By Kim Glovas
PHILADELPHIA (CBS) — This winter has left many roads damaged by potholes. But PennDOT has been experimenting with some new materials that resist potholes to some extent.READ MORE: Philadelphia School District Students, Staff To Resume Masking As COVID Cases Continue To Rise In City
Potholes are caused by macadam freezing and thawing, then cracking. But Leslie McCarthy, assistant professor of engineering at Villanova University, says tests are underway on new materials which resist contraction.
“That way they can resist the intrusion of water, things like synthetic fibers can be added to asphalt mix, lime could be added to asphalt mix, there are different things we can do. The key though is placing it hot.”READ MORE: West Philly Double Shooting Leaves 30-Year-Old Man Dead, Teen Hospitalized: Police
According to Asphalt Pavement Magazine, the fiber reinforced hot mix creates a waterproof skin which resists cracking.

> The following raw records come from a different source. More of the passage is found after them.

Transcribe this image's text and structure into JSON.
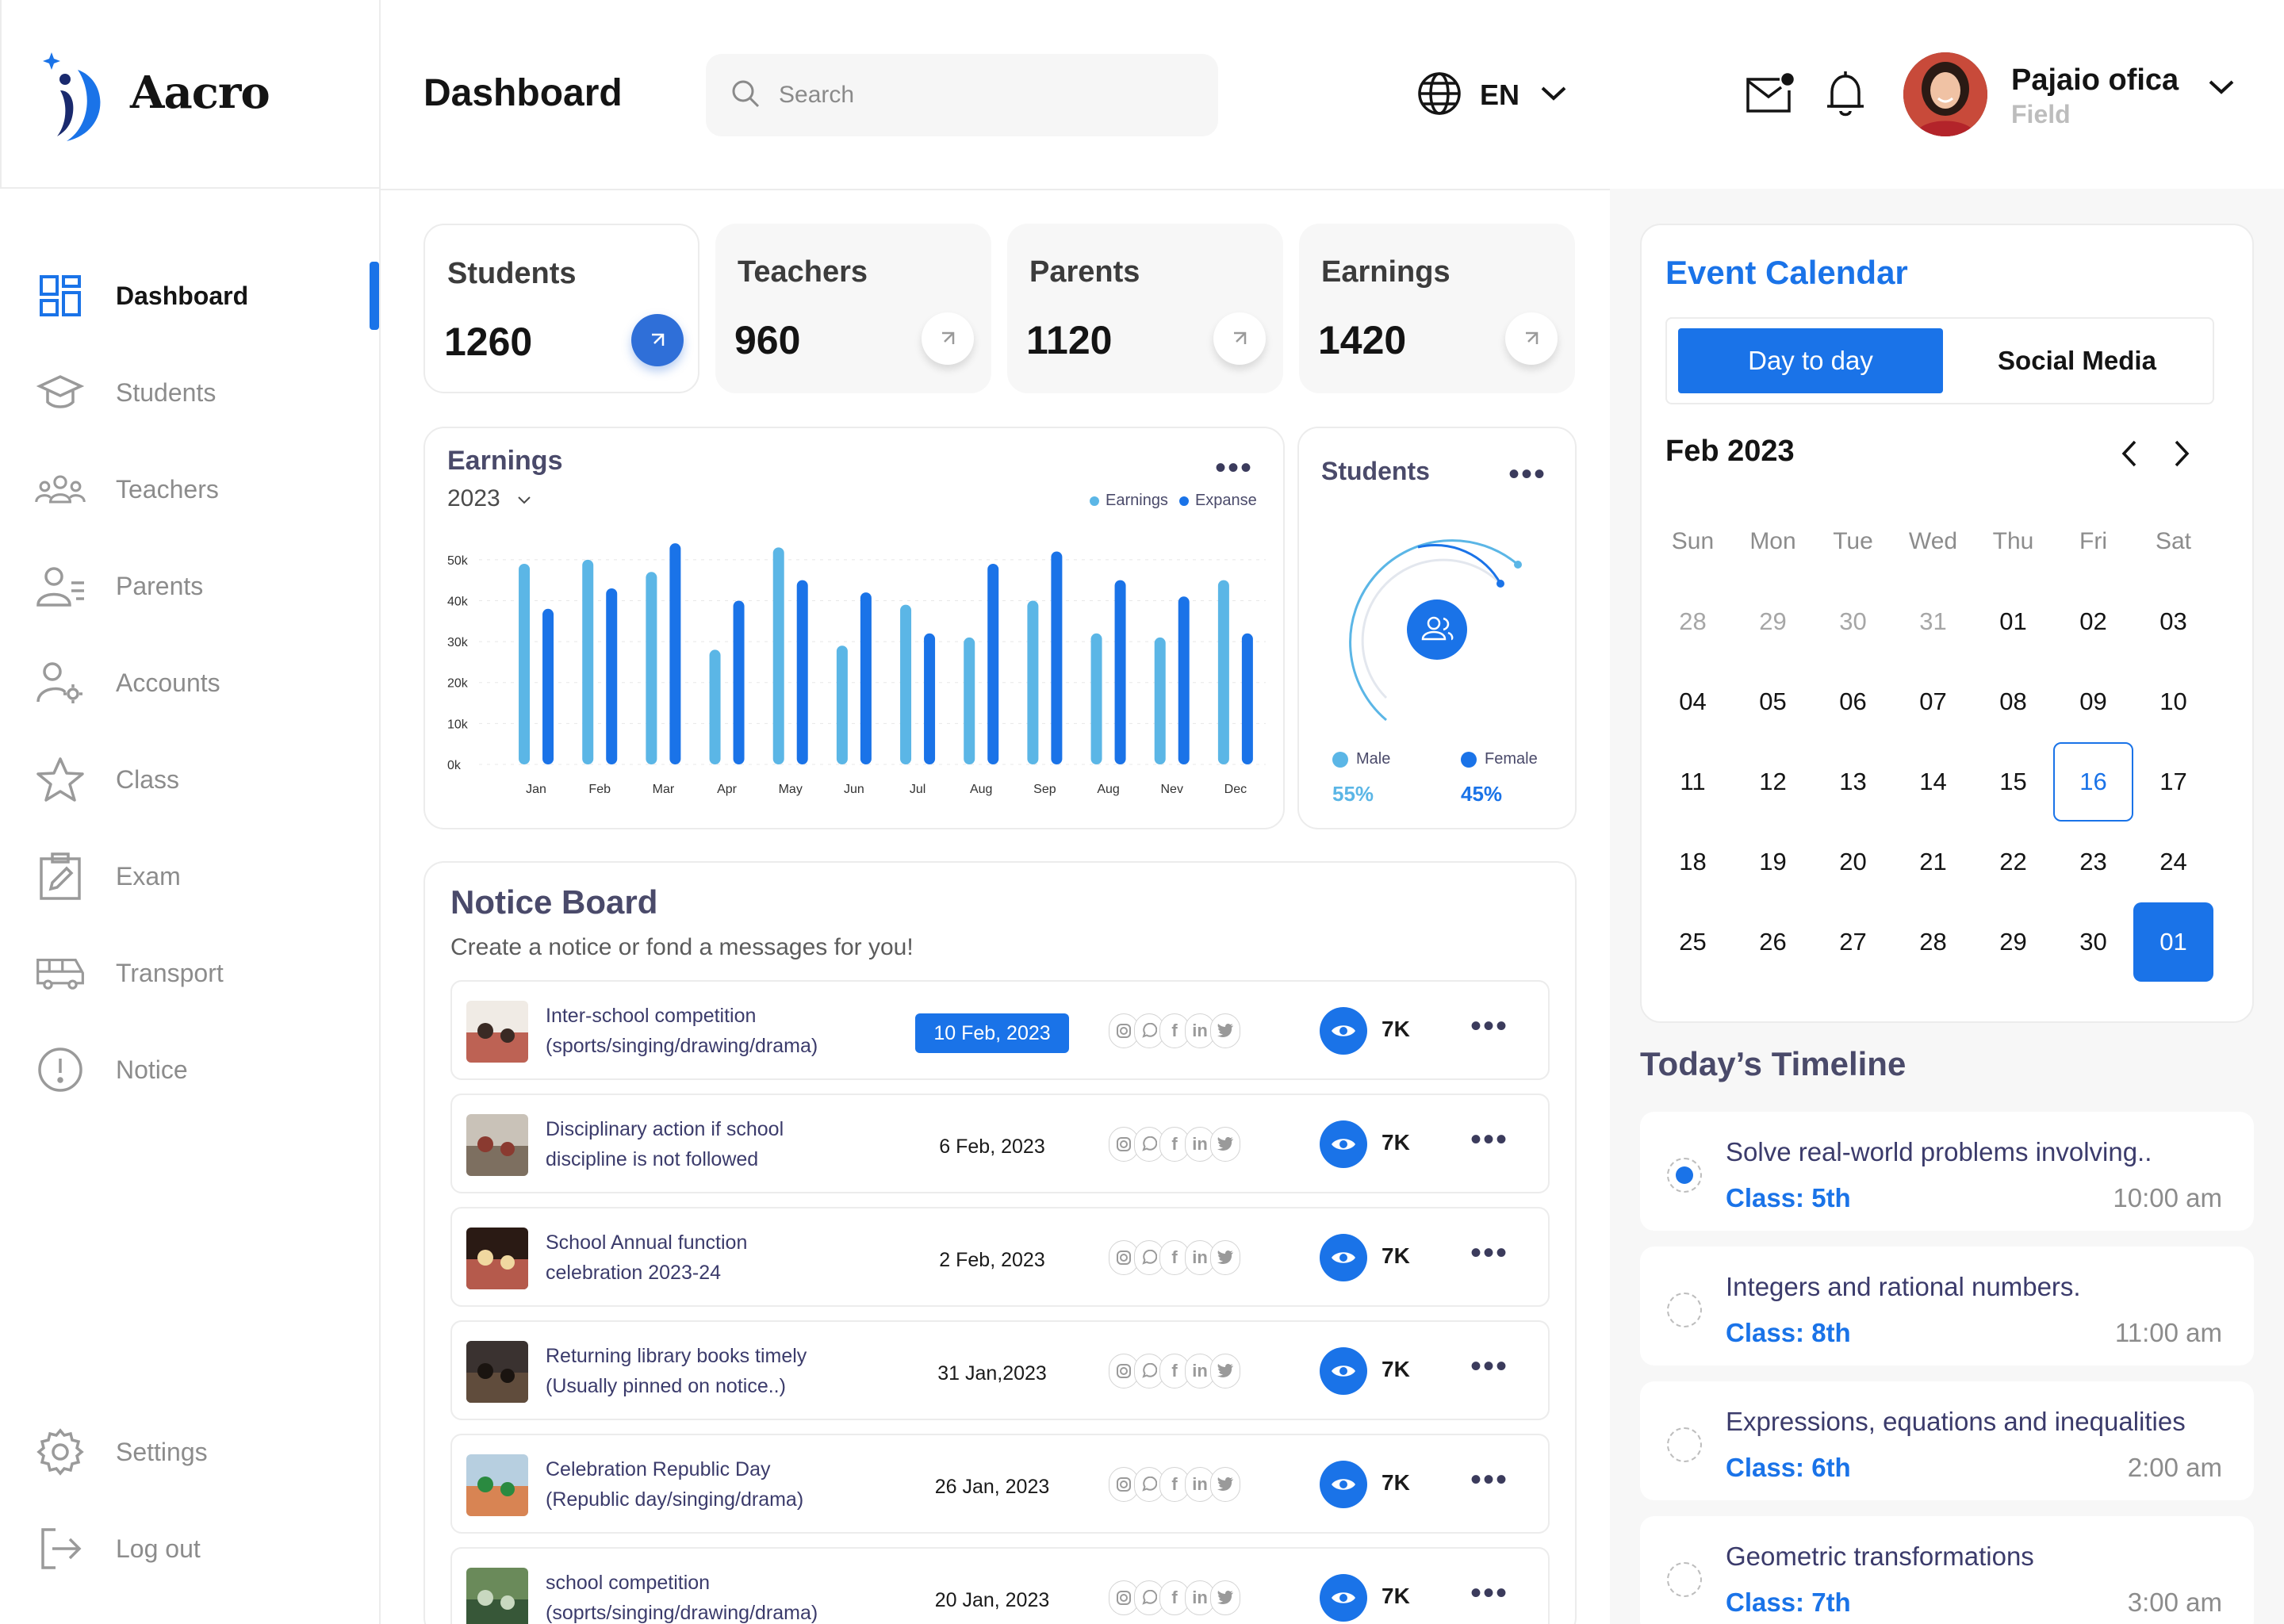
{
  "brand": {
    "name": "Aacro"
  },
  "sidebar": {
    "items": [
      {
        "label": "Dashboard",
        "icon": "dashboard-icon",
        "active": true
      },
      {
        "label": "Students",
        "icon": "graduation-cap-icon"
      },
      {
        "label": "Teachers",
        "icon": "group-icon"
      },
      {
        "label": "Parents",
        "icon": "parents-icon"
      },
      {
        "label": "Accounts",
        "icon": "user-gear-icon"
      },
      {
        "label": "Class",
        "icon": "star-icon"
      },
      {
        "label": "Exam",
        "icon": "clipboard-edit-icon"
      },
      {
        "label": "Transport",
        "icon": "bus-icon"
      },
      {
        "label": "Notice",
        "icon": "alert-circle-icon"
      }
    ],
    "bottom": [
      {
        "label": "Settings",
        "icon": "gear-icon"
      },
      {
        "label": "Log out",
        "icon": "logout-icon"
      }
    ]
  },
  "header": {
    "title": "Dashboard",
    "search_placeholder": "Search",
    "language": "EN",
    "user": {
      "name": "Pajaio ofica",
      "role": "Field"
    }
  },
  "stats": [
    {
      "label": "Students",
      "value": "1260"
    },
    {
      "label": "Teachers",
      "value": "960"
    },
    {
      "label": "Parents",
      "value": "1120"
    },
    {
      "label": "Earnings",
      "value": "1420"
    }
  ],
  "earnings": {
    "title": "Earnings",
    "year": "2023",
    "menu": "•••"
  },
  "chart_data": [
    {
      "type": "bar",
      "categories": [
        "Jan",
        "Feb",
        "Mar",
        "Apr",
        "May",
        "Jun",
        "Jul",
        "Aug",
        "Sep",
        "Aug",
        "Nev",
        "Dec"
      ],
      "series": [
        {
          "name": "Earnings",
          "values": [
            49,
            50,
            47,
            28,
            53,
            29,
            39,
            31,
            40,
            32,
            31,
            45
          ],
          "color": "#5BB6E6"
        },
        {
          "name": "Expanse",
          "values": [
            38,
            43,
            54,
            40,
            45,
            42,
            32,
            49,
            52,
            45,
            41,
            32
          ],
          "color": "#1A73E8"
        }
      ],
      "y_ticks": [
        "0k",
        "10k",
        "20k",
        "30k",
        "40k",
        "50k"
      ],
      "ylim": [
        0,
        55
      ],
      "grid": true,
      "legend": "top-right"
    }
  ],
  "students_gauge": {
    "title": "Students",
    "menu": "•••",
    "male": {
      "label": "Male",
      "value": "55%"
    },
    "female": {
      "label": "Female",
      "value": "45%"
    }
  },
  "notice_board": {
    "title": "Notice Board",
    "subtitle": "Create a notice or fond a messages for you!",
    "rows": [
      {
        "title_1": "Inter-school competition",
        "title_2": "(sports/singing/drawing/drama)",
        "date": "10 Feb, 2023",
        "views": "7K",
        "highlight": true
      },
      {
        "title_1": "Disciplinary action if school",
        "title_2": "discipline is not followed",
        "date": "6 Feb, 2023",
        "views": "7K"
      },
      {
        "title_1": "School Annual function",
        "title_2": "celebration 2023-24",
        "date": "2 Feb, 2023",
        "views": "7K"
      },
      {
        "title_1": "Returning library books timely",
        "title_2": "(Usually pinned on notice..)",
        "date": "31 Jan,2023",
        "views": "7K"
      },
      {
        "title_1": "Celebration Republic Day",
        "title_2": "(Republic day/singing/drama)",
        "date": "26 Jan, 2023",
        "views": "7K"
      },
      {
        "title_1": "school competition",
        "title_2": "(soprts/singing/drawing/drama)",
        "date": "20 Jan, 2023",
        "views": "7K"
      }
    ]
  },
  "calendar": {
    "title": "Event Calendar",
    "tabs": [
      "Day to day",
      "Social Media"
    ],
    "month": "Feb 2023",
    "weekdays": [
      "Sun",
      "Mon",
      "Tue",
      "Wed",
      "Thu",
      "Fri",
      "Sat"
    ],
    "days": [
      [
        "28",
        "29",
        "30",
        "31",
        "01",
        "02",
        "03"
      ],
      [
        "04",
        "05",
        "06",
        "07",
        "08",
        "09",
        "10"
      ],
      [
        "11",
        "12",
        "13",
        "14",
        "15",
        "16",
        "17"
      ],
      [
        "18",
        "19",
        "20",
        "21",
        "22",
        "23",
        "24"
      ],
      [
        "25",
        "26",
        "27",
        "28",
        "29",
        "30",
        "01"
      ]
    ],
    "today": "16",
    "selected": "01"
  },
  "timeline": {
    "title": "Today’s Timeline",
    "items": [
      {
        "text": "Solve real-world problems involving..",
        "class": "Class: 5th",
        "time": "10:00 am",
        "done": true
      },
      {
        "text": "Integers and rational numbers.",
        "class": "Class: 8th",
        "time": "11:00 am"
      },
      {
        "text": "Expressions, equations and inequalities",
        "class": "Class: 6th",
        "time": "2:00 am"
      },
      {
        "text": "Geometric transformations",
        "class": "Class: 7th",
        "time": "3:00 am"
      }
    ]
  }
}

PennDOT has done trials on sections of highway in Lancaster and Allegheny counties. No word on when it will get to the Philadelphia area.MORE NEWS: Police Investigating Series Of Gunpoint Robberies In Center City, West Philadelphia